### Problem statement
Find the string "this" in the data, and copy out each line that has it.
━━ Extracted data ━━
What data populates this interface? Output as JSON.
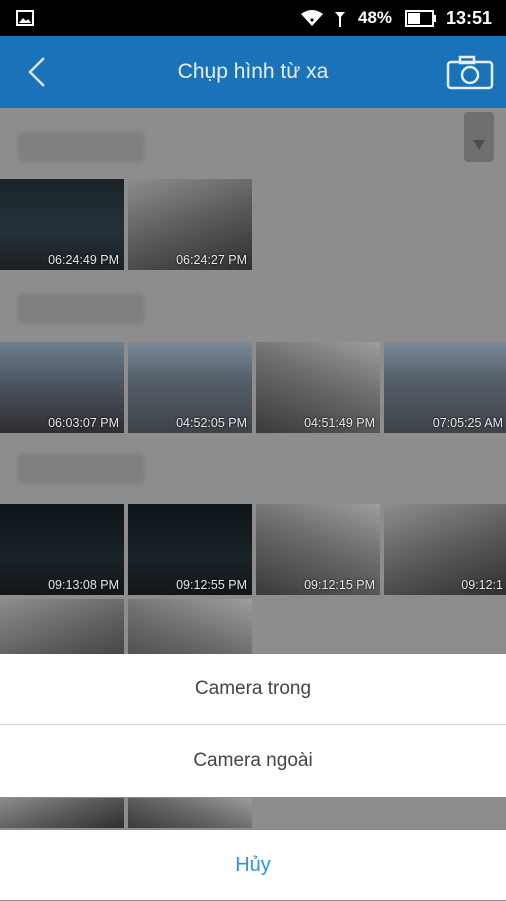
{
  "status_bar": {
    "battery_percent": "48%",
    "time": "13:51",
    "icons": [
      "image-icon",
      "wifi-icon",
      "signal-icon",
      "battery-icon"
    ]
  },
  "app_bar": {
    "title": "Chụp hình từ xa",
    "icons": [
      "back-icon",
      "camera-icon"
    ]
  },
  "gallery": {
    "groups": [
      {
        "thumbs": [
          {
            "time": "06:24:49 PM",
            "kind": "night"
          },
          {
            "time": "06:24:27 PM",
            "kind": "interior"
          }
        ]
      },
      {
        "thumbs": [
          {
            "time": "06:03:07 PM",
            "kind": "dusk"
          },
          {
            "time": "04:52:05 PM",
            "kind": "road"
          },
          {
            "time": "04:51:49 PM",
            "kind": "interior2"
          },
          {
            "time": "07:05:25 AM",
            "kind": "road"
          }
        ]
      },
      {
        "thumbs": [
          {
            "time": "09:13:08 PM",
            "kind": "night2"
          },
          {
            "time": "09:12:55 PM",
            "kind": "night2"
          },
          {
            "time": "09:12:15 PM",
            "kind": "interior2"
          },
          {
            "time": "09:12:1",
            "kind": "interior"
          }
        ]
      }
    ]
  },
  "action_sheet": {
    "option_inside": "Camera trong",
    "option_outside": "Camera ngoài",
    "cancel": "Hủy"
  },
  "colors": {
    "app_bar": "#1a73b8",
    "cancel_text": "#2b95e0"
  }
}
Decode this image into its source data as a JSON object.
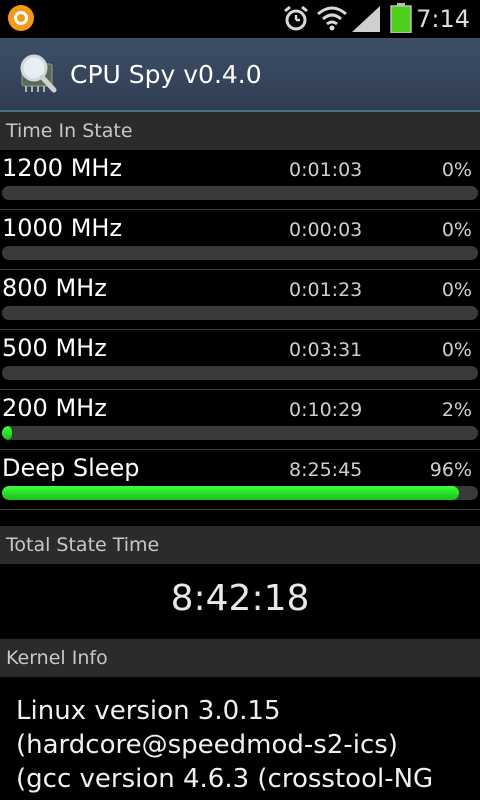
{
  "status_bar": {
    "time": "7:14",
    "icons": [
      "app-notification-icon",
      "alarm-icon",
      "wifi-icon",
      "signal-icon",
      "battery-icon"
    ],
    "battery_color": "#4cd01c"
  },
  "app": {
    "title": "CPU Spy v0.4.0",
    "icon": "magnifier-chip-icon"
  },
  "sections": {
    "time_in_state": "Time In State",
    "total_state_time": "Total State Time",
    "kernel_info": "Kernel Info"
  },
  "states": [
    {
      "name": "1200 MHz",
      "time": "0:01:03",
      "percent": "0%",
      "fill": 0
    },
    {
      "name": "1000 MHz",
      "time": "0:00:03",
      "percent": "0%",
      "fill": 0
    },
    {
      "name": "800 MHz",
      "time": "0:01:23",
      "percent": "0%",
      "fill": 0
    },
    {
      "name": "500 MHz",
      "time": "0:03:31",
      "percent": "0%",
      "fill": 0
    },
    {
      "name": "200 MHz",
      "time": "0:10:29",
      "percent": "2%",
      "fill": 0.02
    },
    {
      "name": "Deep Sleep",
      "time": "8:25:45",
      "percent": "96%",
      "fill": 0.96
    }
  ],
  "total_state_time": "8:42:18",
  "kernel_lines": [
    "Linux version 3.0.15",
    "(hardcore@speedmod-s2-ics)",
    "(gcc version 4.6.3 (crosstool-NG"
  ],
  "colors": {
    "bar_fill": "#22dd22",
    "title_bar": "#34445a",
    "section_header": "#2b2b2b"
  }
}
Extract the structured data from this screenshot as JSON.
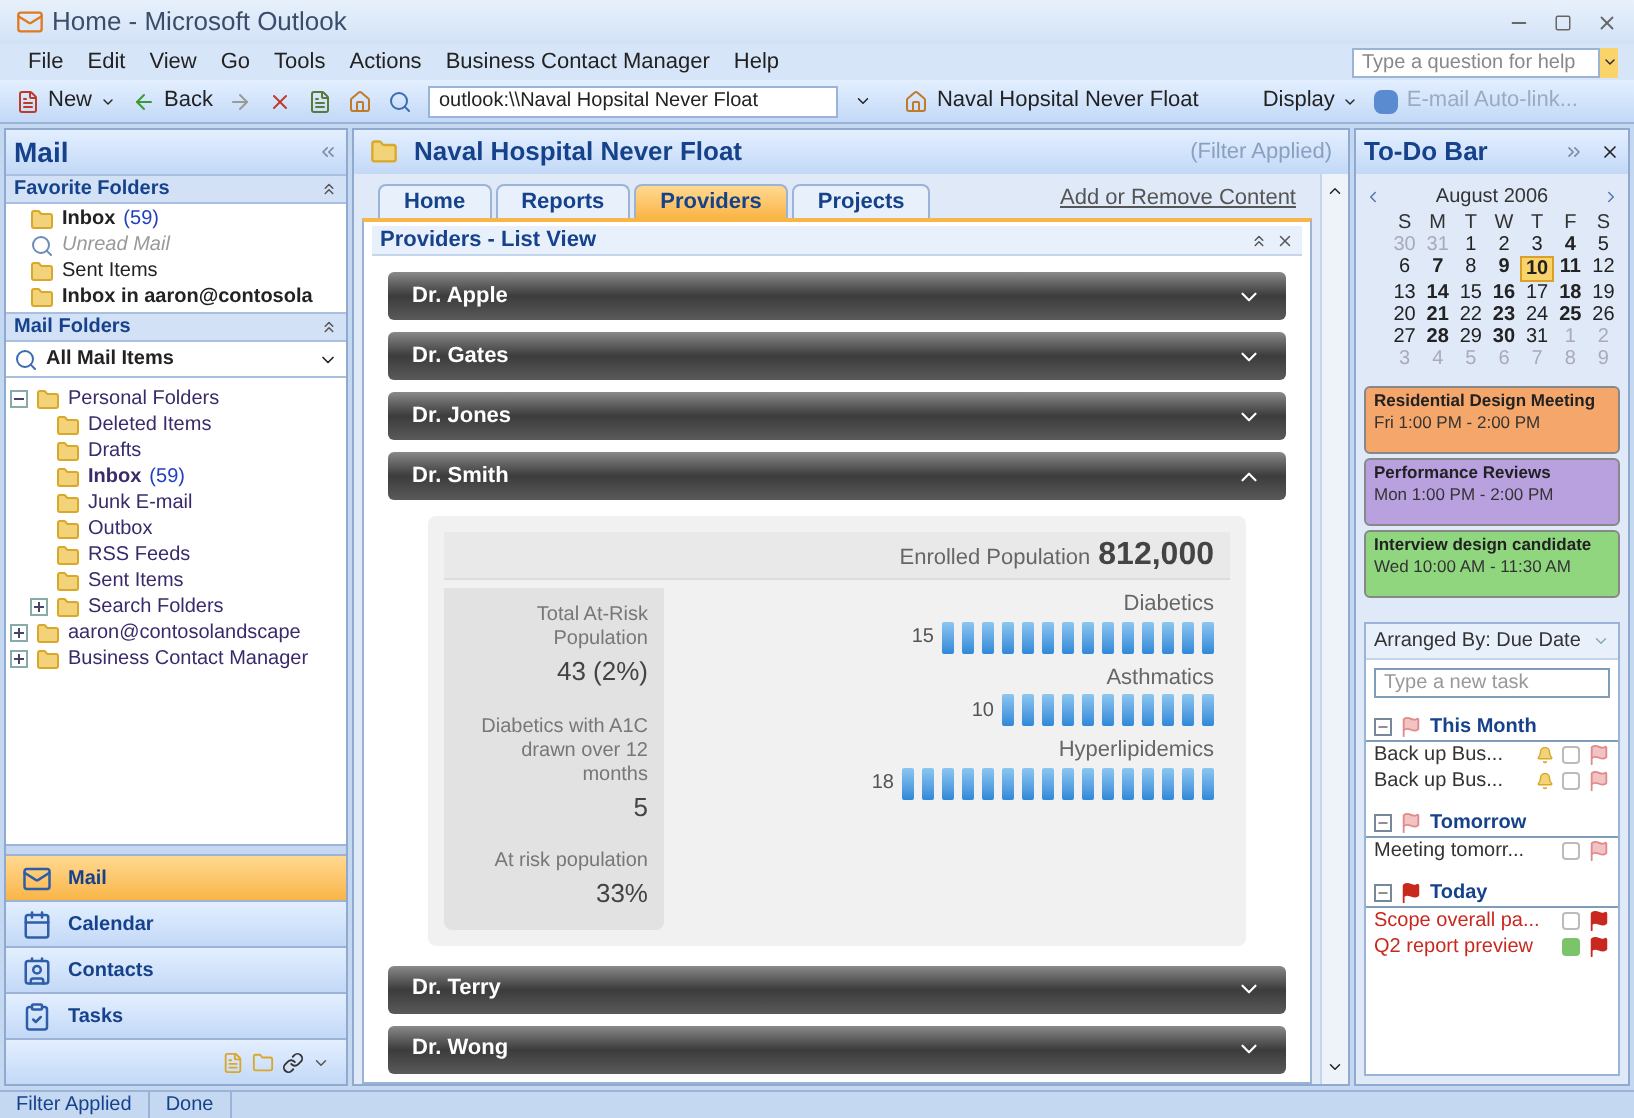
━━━
### Response below
What data populates this interface? Output as JSON.
Decode this image into its source data as a JSON object.
Extract the structured data from this screenshot as JSON.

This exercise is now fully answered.